Kerosene help needed!

Okay, here’s the thing. I have a chemistry project due tomorrow, a brief (perhaps 2.5 minute long) presentation, in my case the subject is kerosene. This was assigned last Monday, and since that day I have scoured everything I could think of to find information on it. Nothing, and I mean NOTHING could be gleamed in the library except a small blurb in a chemical encyclopedia. Searches on the internet gave only references to a band by that name, people selling kerosene lamps, and sites which seemed good but then, mentioning kerosene once, began to blather on about jet engines.
What I need is general information on the stuff, and, hopefully, SOME kind of chemical analysis. Structure, formulas, reactions, that kind of thing. Someone suggested the Merck index, but I couldnt find my way around in that thing and succeeded only in getting a nice sized headache from it.

Anyone, any ideas? please? Help…

Kerosene is made in the cracking of crude oil. One of the by-products of making Kerosene is Gasoline (before they had a use for gasoline they used to throw it away). Kerosene is an oil made up of long hydrocarbon chains (gasoline has shorter chains like octane). Oil has longer chains. When crude oil is cracked it is distilled into the various levels. Kerosene is the next lightest oil in the bunch.

I do not have a cite for you, this is just something I had already learned. I am a chemist but I do not work with petroleum products. Perhaps there is a chemical engineer out there that knows more about this.

Good Luck!

This might be of some help… not much, but maybe a starting point…

good luck tomorrow!

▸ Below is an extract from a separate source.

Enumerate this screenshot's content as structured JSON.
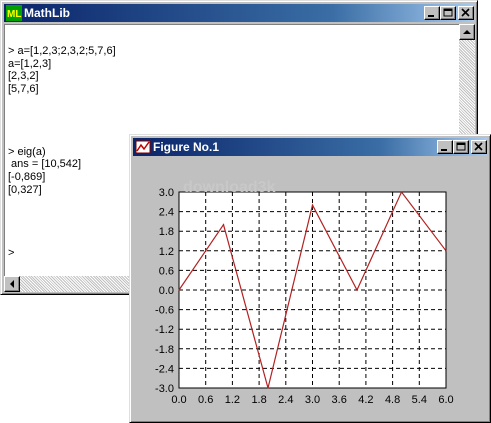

Here’s a good backgrounder on hydrocarbons in general:

Specifically, kerosene is a mixture of C[sub]12[/sub]H[sub]26[/sub], C[sub]13[/sub]H[sub]28[/sub], C[sub]14[/sub]H[sub]30[/sub], and C[sub]15[/sub]H[sub]32[/sub]. You can spend the whole presentation time just drawing those on the board. :slight_smile:

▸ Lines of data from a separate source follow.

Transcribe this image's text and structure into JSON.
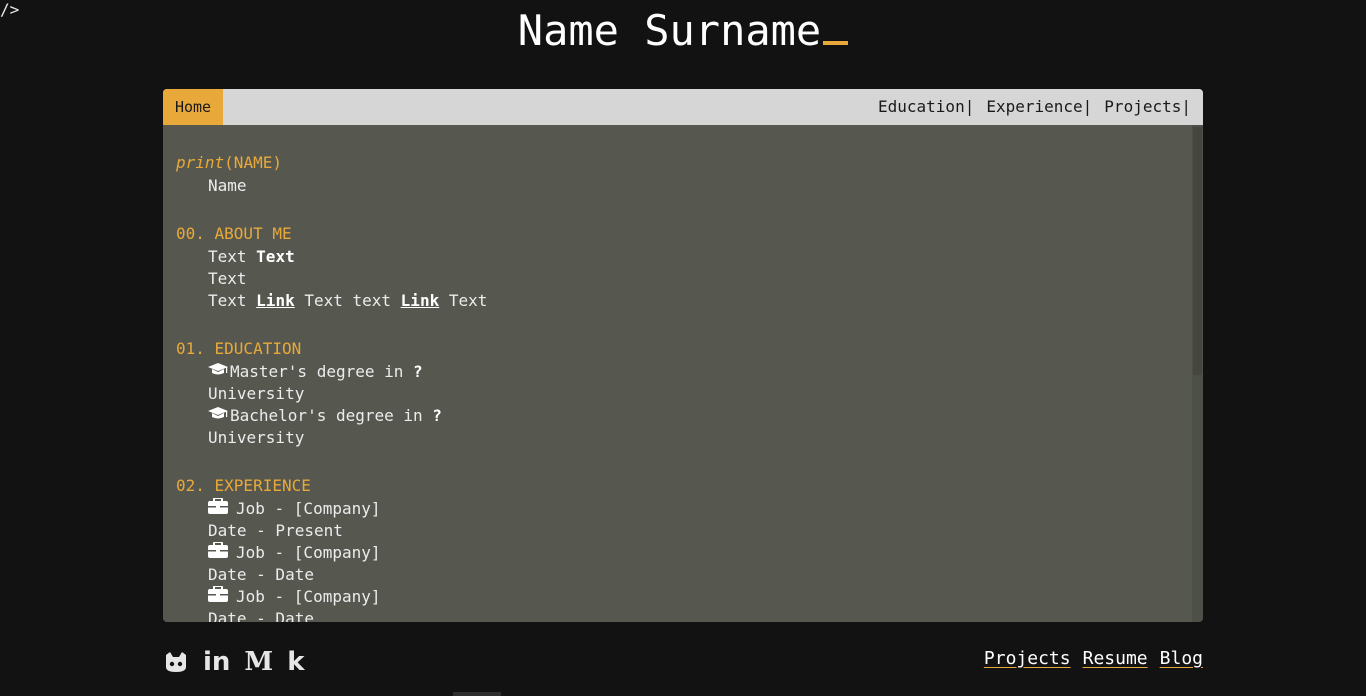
{
  "corner": {
    "logo": "/>"
  },
  "header": {
    "title": "Name Surname"
  },
  "nav": {
    "home": "Home",
    "links": [
      "Education|",
      "Experience|",
      "Projects|"
    ]
  },
  "content": {
    "print_fn": "print",
    "print_arg": "(NAME)",
    "name_value": "Name",
    "about": {
      "heading": "00. ABOUT ME",
      "line1_a": "Text ",
      "line1_b": "Text",
      "line2": "Text",
      "line3_a": "Text ",
      "line3_link1": "Link",
      "line3_b": " Text text ",
      "line3_link2": "Link",
      "line3_c": " Text"
    },
    "education": {
      "heading": "01. EDUCATION",
      "items": [
        {
          "degree": "Master's degree in ",
          "field": "?",
          "school": "University"
        },
        {
          "degree": "Bachelor's degree in ",
          "field": "?",
          "school": "University"
        }
      ]
    },
    "experience": {
      "heading": "02. EXPERIENCE",
      "items": [
        {
          "job": "Job - [Company]",
          "date": "Date - Present"
        },
        {
          "job": "Job - [Company]",
          "date": "Date - Date"
        },
        {
          "job": "Job - [Company]",
          "date": "Date - Date"
        }
      ]
    }
  },
  "icons": {
    "graduation": "graduation-cap-icon",
    "job": "briefcase-icon",
    "github": "github-icon",
    "linkedin": "linkedin-icon",
    "medium": "medium-icon",
    "kaggle": "kaggle-icon"
  },
  "footer": {
    "social": {
      "linkedin": "in",
      "medium": "M",
      "kaggle": "k"
    },
    "links": [
      "Projects",
      "Resume",
      "Blog"
    ]
  },
  "colors": {
    "accent": "#e8a93a",
    "background": "#121212",
    "panel": "#565850",
    "nav": "#d6d6d6"
  }
}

A few other links for you to check, and get more background on the whole cracking process, along with some chemical properties:

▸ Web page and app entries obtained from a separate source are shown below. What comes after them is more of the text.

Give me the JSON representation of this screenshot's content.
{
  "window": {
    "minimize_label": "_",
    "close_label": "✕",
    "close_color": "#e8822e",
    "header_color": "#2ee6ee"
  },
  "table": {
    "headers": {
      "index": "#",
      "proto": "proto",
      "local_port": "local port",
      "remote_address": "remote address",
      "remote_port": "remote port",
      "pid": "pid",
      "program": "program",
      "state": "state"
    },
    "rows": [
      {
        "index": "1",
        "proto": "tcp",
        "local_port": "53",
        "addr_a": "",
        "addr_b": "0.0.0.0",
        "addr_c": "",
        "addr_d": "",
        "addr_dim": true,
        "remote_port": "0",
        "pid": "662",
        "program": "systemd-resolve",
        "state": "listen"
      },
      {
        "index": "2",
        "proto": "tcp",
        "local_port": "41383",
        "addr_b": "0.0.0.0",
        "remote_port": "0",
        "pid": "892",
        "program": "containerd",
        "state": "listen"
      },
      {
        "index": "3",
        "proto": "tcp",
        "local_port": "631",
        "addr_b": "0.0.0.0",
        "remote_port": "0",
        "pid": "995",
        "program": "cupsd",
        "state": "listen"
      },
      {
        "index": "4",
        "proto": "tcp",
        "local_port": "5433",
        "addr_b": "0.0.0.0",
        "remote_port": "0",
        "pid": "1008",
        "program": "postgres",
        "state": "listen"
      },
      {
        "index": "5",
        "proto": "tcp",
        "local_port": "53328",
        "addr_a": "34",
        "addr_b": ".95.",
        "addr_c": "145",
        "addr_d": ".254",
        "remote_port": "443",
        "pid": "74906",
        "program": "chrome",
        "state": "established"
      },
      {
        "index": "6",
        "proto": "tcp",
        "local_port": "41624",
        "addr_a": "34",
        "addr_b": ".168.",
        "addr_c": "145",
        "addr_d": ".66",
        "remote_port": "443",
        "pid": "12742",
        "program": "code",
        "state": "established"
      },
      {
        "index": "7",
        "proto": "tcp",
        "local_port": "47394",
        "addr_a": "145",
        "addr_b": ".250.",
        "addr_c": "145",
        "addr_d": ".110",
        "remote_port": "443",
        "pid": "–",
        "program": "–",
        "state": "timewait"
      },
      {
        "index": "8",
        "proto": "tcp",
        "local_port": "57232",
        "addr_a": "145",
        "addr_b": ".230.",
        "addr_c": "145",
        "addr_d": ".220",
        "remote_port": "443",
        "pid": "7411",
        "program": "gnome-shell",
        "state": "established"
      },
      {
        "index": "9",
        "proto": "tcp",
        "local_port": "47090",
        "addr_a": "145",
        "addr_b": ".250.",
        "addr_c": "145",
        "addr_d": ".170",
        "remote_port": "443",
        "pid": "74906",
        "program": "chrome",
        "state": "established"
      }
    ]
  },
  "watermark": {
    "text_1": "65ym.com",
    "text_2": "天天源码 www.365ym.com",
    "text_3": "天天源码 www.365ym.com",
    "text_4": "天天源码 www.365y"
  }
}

And a few more links to entries in EB:
History of Kerosene Distillation
Fractional Distillation

The human interest side of kerosene.

The invention of kerosene, which replaced whale oil, greatly facilitated the development of lighthouses.

He was also a native of Nova Scotia, and thus is a Famous Canadian Inventor.

Before the development of modern pesticides, kerosene, rubbed into the hair, was the treatment of choice for head lice (and sometimes still is).

Today, most consumer-purchased kerosene is used in space heaters, either as supplemental heat or the main source of heat.